## INSTRUCTIONS TO FOLLOW
With the pictures set aside, write out all of the data exactly as it stands.

## RECORDS

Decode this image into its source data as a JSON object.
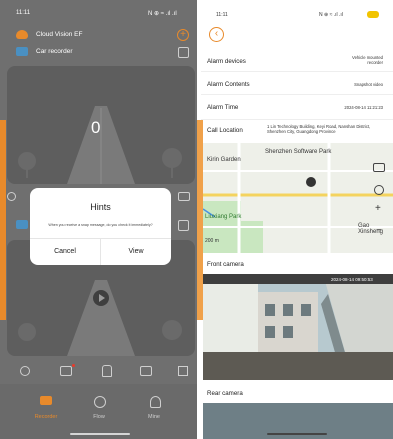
{
  "left": {
    "status": {
      "time": "11:11",
      "icons": "N ⊕ ≈ .ıl .ıl"
    },
    "devices": [
      {
        "name": "Cloud Vision EF"
      },
      {
        "name": "Car recorder"
      }
    ],
    "video_value": "0",
    "dialog": {
      "title": "Hints",
      "message": "When you receive a snap message, do you check it immediately?",
      "cancel": "Cancel",
      "view": "View"
    },
    "nav": {
      "recorder": "Recorder",
      "flow": "Flow",
      "mine": "Mine"
    }
  },
  "right": {
    "status": {
      "time": "11:11",
      "icons": "N ⊕ ≈ .ıl .ıl"
    },
    "rows": {
      "alarm_devices_label": "Alarm devices",
      "alarm_devices_value": "Vehicle mounted recorder",
      "alarm_contents_label": "Alarm Contents",
      "alarm_contents_value": "Snapshot video",
      "alarm_time_label": "Alarm Time",
      "alarm_time_value": "2024-08-14 11:21:23",
      "call_location_label": "Call Location",
      "call_location_value": "1 Lin Technology Building, Keyi Road, Nanshan District, Shenzhen City, Guangdong Province"
    },
    "map": {
      "place1": "Shenzhen Software Park",
      "place2": "Kirin Garden",
      "place3": "Liuxiang Park",
      "place4": "Gao Xinsheng",
      "scale": "200 m"
    },
    "front_camera": "Front camera",
    "front_timestamp": "2024-08-14 09:50:53",
    "rear_camera": "Rear camera"
  },
  "colors": {
    "accent": "#e88a2b",
    "dark_bg": "#6f6f6f"
  }
}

## WRITTEN ANSWER
Decode this image into its source data as a JSON object.
{
  "left": {
    "status": {
      "time": "11:11",
      "icons": "N ⊕ ≈ .ıl .ıl"
    },
    "devices": [
      {
        "name": "Cloud Vision EF"
      },
      {
        "name": "Car recorder"
      }
    ],
    "video_value": "0",
    "dialog": {
      "title": "Hints",
      "message": "When you receive a snap message, do you check it immediately?",
      "cancel": "Cancel",
      "view": "View"
    },
    "nav": {
      "recorder": "Recorder",
      "flow": "Flow",
      "mine": "Mine"
    }
  },
  "right": {
    "status": {
      "time": "11:11",
      "icons": "N ⊕ ≈ .ıl .ıl"
    },
    "rows": {
      "alarm_devices_label": "Alarm devices",
      "alarm_devices_value": "Vehicle mounted recorder",
      "alarm_contents_label": "Alarm Contents",
      "alarm_contents_value": "Snapshot video",
      "alarm_time_label": "Alarm Time",
      "alarm_time_value": "2024-08-14 11:21:23",
      "call_location_label": "Call Location",
      "call_location_value": "1 Lin Technology Building, Keyi Road, Nanshan District, Shenzhen City, Guangdong Province"
    },
    "map": {
      "place1": "Shenzhen Software Park",
      "place2": "Kirin Garden",
      "place3": "Liuxiang Park",
      "place4": "Gao Xinsheng",
      "scale": "200 m"
    },
    "front_camera": "Front camera",
    "front_timestamp": "2024-08-14 09:50:53",
    "rear_camera": "Rear camera"
  },
  "colors": {
    "accent": "#e88a2b",
    "dark_bg": "#6f6f6f"
  }
}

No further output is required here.